The thin man crept to the seed bag and looked behind it to find a cowering small boy.

“They grow vermin larger than I remember,” said the thin man.

“Please, po,” said the boy, “I only wanted a handful of rice for my sister and I.”

“A vermin and a thief, huh,” said the thin man, “May God have mercy on your soul.”

With that the thin man swung his scythe, missing the boy and striking a bag of seed. The boy darted between the thin man’s legs and ran out of the barn, screaming. It had begun to rain outside and the boy’s feet slipped in a puddle.

The barn door swung open as the thin man screamed after the boy, “Come back here, thief!”

The boy ran behind of the dozen mountains of rice scattered around the field.

“Come out little mouse,” said the thin man, as he stalked around each rice pile.

The boy’s nose began to itch and he was about to sneeze when a hand covered his mouth.

It was Raul. He had come back after he heard a scream. Raul placed his finger to his mouth and motioned the boy to stay.

He came out from behind the rice and faced his brother. “Kuya, what is the meaning of this?”

“Ah! Raul! Good. Have you seen a little thief? He stole some rice from me.”

“Kuya, he is just a boy. What is one bit of rice to you?” The boy came out and hung onto Raul.

“YOU!” shouted the thin man. He raised his scythe to cut down the boy and Raul. Raul ducked and shielded the boy with his body as the earth began to shake.

The earthquake collapsed a mountain of rice onto the thin man and drowned his cries underneath the roar of moving earth.

As the quake subsided, the rain stopped. Raul dug into the rice for the thin man.

He found him, dead, suffocated by rice.
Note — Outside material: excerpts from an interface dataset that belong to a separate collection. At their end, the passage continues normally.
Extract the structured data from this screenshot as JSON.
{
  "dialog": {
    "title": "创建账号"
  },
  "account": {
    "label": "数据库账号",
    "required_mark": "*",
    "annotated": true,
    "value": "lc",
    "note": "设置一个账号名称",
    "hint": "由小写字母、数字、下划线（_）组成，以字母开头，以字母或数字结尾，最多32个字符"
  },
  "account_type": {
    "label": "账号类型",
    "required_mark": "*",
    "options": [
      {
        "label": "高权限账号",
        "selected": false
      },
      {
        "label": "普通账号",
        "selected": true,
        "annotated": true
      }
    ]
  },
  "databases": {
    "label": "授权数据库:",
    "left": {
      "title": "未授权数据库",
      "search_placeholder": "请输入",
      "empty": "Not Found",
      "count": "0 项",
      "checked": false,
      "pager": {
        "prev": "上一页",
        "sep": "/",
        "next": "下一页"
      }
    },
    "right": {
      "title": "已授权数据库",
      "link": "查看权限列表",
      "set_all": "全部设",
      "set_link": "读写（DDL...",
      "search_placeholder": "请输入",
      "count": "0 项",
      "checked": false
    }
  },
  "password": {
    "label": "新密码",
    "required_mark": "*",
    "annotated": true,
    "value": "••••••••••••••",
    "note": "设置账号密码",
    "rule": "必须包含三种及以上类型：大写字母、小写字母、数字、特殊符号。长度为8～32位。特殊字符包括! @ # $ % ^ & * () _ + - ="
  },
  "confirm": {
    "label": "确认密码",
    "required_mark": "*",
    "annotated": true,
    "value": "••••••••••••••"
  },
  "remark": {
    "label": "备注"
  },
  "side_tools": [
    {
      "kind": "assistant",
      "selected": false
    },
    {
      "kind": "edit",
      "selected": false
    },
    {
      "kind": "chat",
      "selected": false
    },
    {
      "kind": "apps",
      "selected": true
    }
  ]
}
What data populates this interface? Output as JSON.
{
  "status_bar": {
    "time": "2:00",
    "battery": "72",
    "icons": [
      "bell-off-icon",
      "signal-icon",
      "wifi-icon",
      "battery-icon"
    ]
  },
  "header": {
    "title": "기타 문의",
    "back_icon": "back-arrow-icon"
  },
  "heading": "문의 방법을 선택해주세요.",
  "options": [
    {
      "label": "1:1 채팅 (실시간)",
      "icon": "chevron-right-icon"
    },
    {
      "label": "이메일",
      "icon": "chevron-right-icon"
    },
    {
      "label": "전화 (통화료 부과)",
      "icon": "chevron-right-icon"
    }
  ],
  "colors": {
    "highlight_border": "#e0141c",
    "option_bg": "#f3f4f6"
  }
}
After the funeral, the remaining thirteen brothers decided Raul should keep the farm. Under him, the farm and village prospered. As for the young boy, Raul adopted him and his sister and they lived happily ever after.